After taking us for a joyful ride of Sajjanpur, Shyam Babu’s next destination is the small town Chikatpally somewhere in Hyderabad, with a focus on the in-built corruption in the Indian democratic systems and the deep routed social discrimination. Is this journey pleasant enough? Well, almost…
Armaan Ali (Boman Irani), a car driver in Mumbai, takes a month leave to visit his hometown to find a bridegroom for his only daughter Muskaan (Minissha Lamba), who is looked after Armaan’s twin brother Rehman (Boman) and his wife Salma (Ila Arun). The couple is habitual petty thieves and is wanted by local policemen (Rajit Kapoor, Yashpal Sharma and Ravi Jhankal). So Abba Armaan has to take care of them, and also get her daughter married suitably. Seeing the water crisis in his area, he decides to get one well dug on his land to ease the farming and daily needs.
He is informed about the government scheme of providing free monetary support to those below the BPL. Thus starts his painful journey through the various government servants, bureaucrats and politicians – all corrupt to the core. The Dassera / Diwali cuts cost him so much that he hardly has any money left out of the first installment to initiate the digging. Then he has to pay more cuts to the same officials to get forged documents and photographs certifying completion of first phase. This continues till all money is received and exhausted without the actual work getting initiated. His vacations have exhausted and his job is also at stake. Muskaan is romantically involved with a local garage boy Arif (Sameer Dattani), whereas Armaan is thinking to get her married to an Arab Sheikh (in line with Muskaan’s close friend who got married to a Sheikh) so that she spends rest of her life in glory. How Arif and Muskaan stand beside Armaan, use the power of RTI and manage to make a mockery of the systems to eventually get justice is what follows…

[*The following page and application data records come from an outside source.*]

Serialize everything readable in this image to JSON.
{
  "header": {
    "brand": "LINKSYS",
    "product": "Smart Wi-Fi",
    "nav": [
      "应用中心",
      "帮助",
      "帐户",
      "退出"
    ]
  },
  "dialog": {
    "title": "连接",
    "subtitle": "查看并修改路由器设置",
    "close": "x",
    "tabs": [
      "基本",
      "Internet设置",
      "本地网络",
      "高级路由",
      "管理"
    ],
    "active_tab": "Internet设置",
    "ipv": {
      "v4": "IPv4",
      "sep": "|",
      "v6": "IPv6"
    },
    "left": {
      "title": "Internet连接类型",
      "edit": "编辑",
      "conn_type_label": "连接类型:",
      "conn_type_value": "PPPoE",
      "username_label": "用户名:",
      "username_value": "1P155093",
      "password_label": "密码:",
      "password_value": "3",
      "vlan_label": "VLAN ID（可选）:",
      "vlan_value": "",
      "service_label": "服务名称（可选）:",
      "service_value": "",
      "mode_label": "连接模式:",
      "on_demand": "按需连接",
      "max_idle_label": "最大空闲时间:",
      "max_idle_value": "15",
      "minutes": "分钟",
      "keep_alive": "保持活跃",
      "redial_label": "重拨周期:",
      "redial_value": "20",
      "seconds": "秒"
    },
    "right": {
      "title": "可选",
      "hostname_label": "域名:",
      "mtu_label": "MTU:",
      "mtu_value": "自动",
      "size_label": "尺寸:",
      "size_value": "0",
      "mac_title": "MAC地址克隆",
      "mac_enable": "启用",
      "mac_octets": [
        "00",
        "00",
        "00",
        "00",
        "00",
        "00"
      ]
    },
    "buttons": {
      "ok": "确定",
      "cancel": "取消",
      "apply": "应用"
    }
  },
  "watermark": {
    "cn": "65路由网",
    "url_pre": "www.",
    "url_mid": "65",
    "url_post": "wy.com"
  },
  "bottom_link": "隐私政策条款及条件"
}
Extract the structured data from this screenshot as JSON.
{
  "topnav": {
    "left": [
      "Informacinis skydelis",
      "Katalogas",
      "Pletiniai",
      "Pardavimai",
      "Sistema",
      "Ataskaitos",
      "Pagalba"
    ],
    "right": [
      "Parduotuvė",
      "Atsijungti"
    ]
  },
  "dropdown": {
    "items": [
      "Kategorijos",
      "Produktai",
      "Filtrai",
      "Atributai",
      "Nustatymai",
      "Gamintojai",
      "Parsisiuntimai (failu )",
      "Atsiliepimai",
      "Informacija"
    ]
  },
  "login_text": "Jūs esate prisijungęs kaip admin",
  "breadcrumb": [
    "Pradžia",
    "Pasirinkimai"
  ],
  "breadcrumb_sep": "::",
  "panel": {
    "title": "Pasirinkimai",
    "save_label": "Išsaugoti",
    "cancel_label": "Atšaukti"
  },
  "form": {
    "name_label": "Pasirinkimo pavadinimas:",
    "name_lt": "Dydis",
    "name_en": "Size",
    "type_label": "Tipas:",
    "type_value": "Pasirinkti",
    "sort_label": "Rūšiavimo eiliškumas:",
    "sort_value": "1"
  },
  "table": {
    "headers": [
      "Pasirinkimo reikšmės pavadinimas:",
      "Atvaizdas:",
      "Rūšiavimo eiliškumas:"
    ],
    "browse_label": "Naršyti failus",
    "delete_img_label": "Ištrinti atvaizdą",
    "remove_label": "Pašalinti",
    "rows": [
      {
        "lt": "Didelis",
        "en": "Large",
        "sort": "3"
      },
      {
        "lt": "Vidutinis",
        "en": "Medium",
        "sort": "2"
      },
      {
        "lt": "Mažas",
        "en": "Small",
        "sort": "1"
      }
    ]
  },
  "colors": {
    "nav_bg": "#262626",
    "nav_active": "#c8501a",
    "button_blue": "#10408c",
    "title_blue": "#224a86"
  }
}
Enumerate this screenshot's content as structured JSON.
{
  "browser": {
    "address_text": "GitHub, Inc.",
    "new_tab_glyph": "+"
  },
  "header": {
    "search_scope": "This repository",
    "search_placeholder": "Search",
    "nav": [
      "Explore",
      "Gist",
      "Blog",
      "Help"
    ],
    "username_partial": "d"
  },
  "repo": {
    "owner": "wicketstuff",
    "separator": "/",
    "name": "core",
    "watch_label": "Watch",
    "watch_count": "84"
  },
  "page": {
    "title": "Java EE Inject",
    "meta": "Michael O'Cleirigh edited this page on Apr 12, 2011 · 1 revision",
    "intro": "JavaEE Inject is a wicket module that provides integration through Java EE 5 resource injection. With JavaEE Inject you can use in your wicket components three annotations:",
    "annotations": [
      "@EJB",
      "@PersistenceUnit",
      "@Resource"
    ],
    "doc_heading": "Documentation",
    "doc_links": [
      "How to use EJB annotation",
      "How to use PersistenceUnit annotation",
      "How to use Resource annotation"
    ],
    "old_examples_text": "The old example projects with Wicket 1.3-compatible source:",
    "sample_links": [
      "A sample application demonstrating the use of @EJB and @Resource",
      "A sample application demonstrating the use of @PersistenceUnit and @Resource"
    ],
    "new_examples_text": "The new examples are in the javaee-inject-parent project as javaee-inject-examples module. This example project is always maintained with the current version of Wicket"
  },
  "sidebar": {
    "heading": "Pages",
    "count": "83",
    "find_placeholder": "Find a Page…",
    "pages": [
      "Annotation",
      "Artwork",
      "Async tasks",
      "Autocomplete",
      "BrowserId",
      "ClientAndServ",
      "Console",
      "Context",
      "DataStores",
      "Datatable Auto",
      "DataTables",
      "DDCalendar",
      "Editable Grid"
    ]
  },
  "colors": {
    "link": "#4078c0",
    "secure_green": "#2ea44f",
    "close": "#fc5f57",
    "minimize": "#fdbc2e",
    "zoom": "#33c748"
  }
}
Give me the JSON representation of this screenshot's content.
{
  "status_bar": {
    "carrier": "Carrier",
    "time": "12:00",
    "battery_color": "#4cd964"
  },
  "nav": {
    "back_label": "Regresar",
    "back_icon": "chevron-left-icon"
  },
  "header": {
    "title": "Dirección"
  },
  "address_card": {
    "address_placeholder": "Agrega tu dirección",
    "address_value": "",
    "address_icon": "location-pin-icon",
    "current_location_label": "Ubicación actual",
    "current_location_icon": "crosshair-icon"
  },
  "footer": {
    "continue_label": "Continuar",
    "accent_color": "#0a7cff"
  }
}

Creating the base on a couple of short stories, Shyam Benegal has tried to embed corruption and social evils, as much as he can, and he also shows means to tackle the same. Be it on-paper-successful government schemes for the poor, or the female Sarpanch remote controlled by her husband (Salim Ghouse), or the bizarre political parties debating on theft of all the wells dug in the area, or the breaking news crazy media, or the young daughters sell-off to old but filthy rich Sheikhs – every aspect of the misery has been portrayed. He gets an able writing support from Ashok Mishra, who also penned the dialogues, and Dayal Nihalani who assisted him in direction. Costumes by Pia Benegal and camerawork by Rajen Kothari are good.
What could have been handled better is the length of the movie and editing of a few repetitive / unwanted sequences. The narration seems to be like a CST-Panvel slow local that runs at a monotonous medium speed, except at the Vashi Bridge, where it runs like Rajdhani. The sequences involving Ila Arun, Ravi Kissen and Sonali Kulkarni, Ravi Kissen and Boman Irani, Rajit Kapoor and his harassing wife Deepika Deshpande, and the climax stage collapse scene (straight out of Uma Bharti’s incident) – are a few equivalent of that bridge.
Performances: Boman Irani does full justice to his double roles. The way he hides his illiteracy from the people, his expressions at the photo studio, his initial unwillingness towards Arif and bending himself towards corruption only to get the work done quickly so that he can go back to his job, all done superbly – not to forget the cunning brother who misses no opportunity to milk money from his brother. Minissha Lamba looks fresh, energetic and chirpy throughout, perfectly portraying a college girl from a conservative background. Sameer Dattani is alright. Rajit Kapoor, Rajendra Gupta, Sonali Kulkarni and Salim Ghouse are good in their brief roles. Yashpal Sharma, Ravi Jhankal and Lalit Mohan Tiwari - the three most solid characters of “Welcome to Sajjanpur” are repeated here, but unfortunately their roles are inconsequential. Ila Arun and Ravi Kissen have grabbed two of the most interesting characters of the script. Be it the thief Salma, who creates a ruckus in the lock-up and later singing and dancing at Muskaan’s marriage, or the lusty engineer Mr. Jha, who is often found “jogging” at home when not minting money at office, both are simply adorable.
Music: Shantanu Moitra comes up again with a decent score with tracks “Meri Banno Hoshiyar” and “Hum To Apni Bawdi Lenge” standing out, with simple and meaningful lyrics by Ashok Mishra, Swanand Kirkire and Ila Arun herself.